The First Steps

On June 23, 1972, NCI announced that it had signed a one-year, $6.8-million contract with Litton Bionetics, Inc., to operate the FCRC and fulfill 12 broad, large-scale tasks, such as preparing and characterizing carcinogens, producing virus samples for research, and producing test and diagnostic reagents. This independent contractor operating model was the first of its kind within the National Institutes of Health. The contract was also the biggest single one that NCI had ever completed.

Litton named Dr. Robert E. Stevenson, a former NCI scientist, as its new vice president and general manager of the facility. Around this time, NCI appointed Dr. William Payne as the FCRC’s first scientific coordinator and Ronald Defelice as its first contracting officer. Much remained uncertain, however, including whether Litton would be able to profit from the operation.

Three days later, the FCRC’s first group of employees—just 15 people—arrived for work. They spent most of their first week acclimating to their surroundings and hiring more staff. Another six employees were added by the end of the week, and the staff grew to over 100 people within one month.

Many of the new hires were facilities and maintenance personnel charged with the herculean task of renovating the decontaminated former Army buildings into offices and laboratories suited for a cancer research facility.

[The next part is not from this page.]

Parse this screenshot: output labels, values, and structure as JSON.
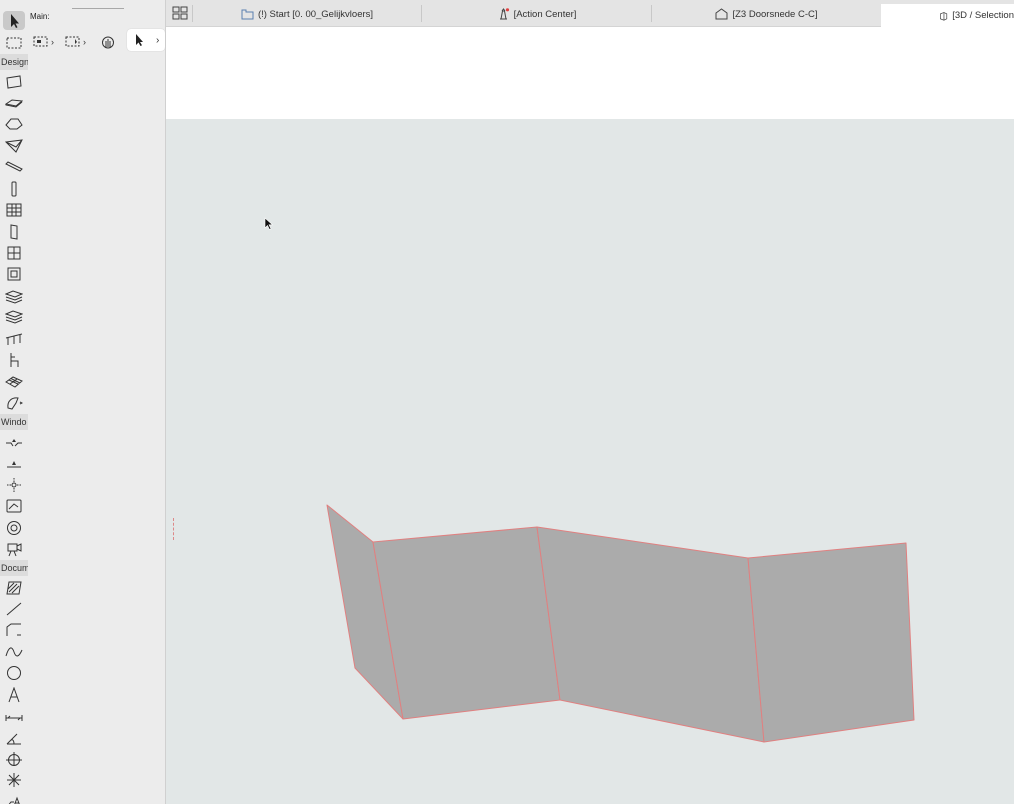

“When we first went into these labs, it looked like they had just dropped everything they were doing and moved out,” said Dexter Makel, a now-retired employee from Facilities Maintenance and Engineering. He was among the first laborers to join the maintenance team in 1972.

“All the instruments were still there. All the chemicals were still in their cabinets. Everything was still in place,” he added.

Meanwhile, the growing staff, joined by a small team of NCI administrators, was moving into the renovated space as soon as it became available. Elements of a Chemical Carcinogenesis Program were formed to study the relationship between chemical agents and cancer, while an administrative team was established to support them.

“The environment was still evolving, setting up different policies and standard operating practices. It was a busy time,” said Diane Simmons, one of the first senior secretaries to join the program. She retired from the position of executive secretary at the Frederick National Laboratory in 2013.

A Public Information Office was also established to meet the facility’s editing and public affairs needs. As 1972 progressed, they began publishing the FCRC’s first newsletter, FCRC Focus, which contained news from around the facility, employee profiles, and an “In the Market” section where employees advertised everything from gently used ski pants to a 1938 Ford pickup truck.

By the end of the year, Litton Bionetics’ staff at the FCRC had grown to 261 employees who were setting up or operating 11 of the 12 assigned tasks. However, there was much left to do: the FCRC’s land still belonged to the Department of Defense, most of the buildings remained unrenovated, and the nascent programs were just finding their footing. Other scientists were also beginning to take note of the facility, and their opinions weren’t entirely favorable. NCI and Litton would soon have to act.

An FCRC scientist gazes through a microscope. (SPGM archive) Dr. Robert Stevenson (center) converses with two NCI scientists. (FCRC Focus)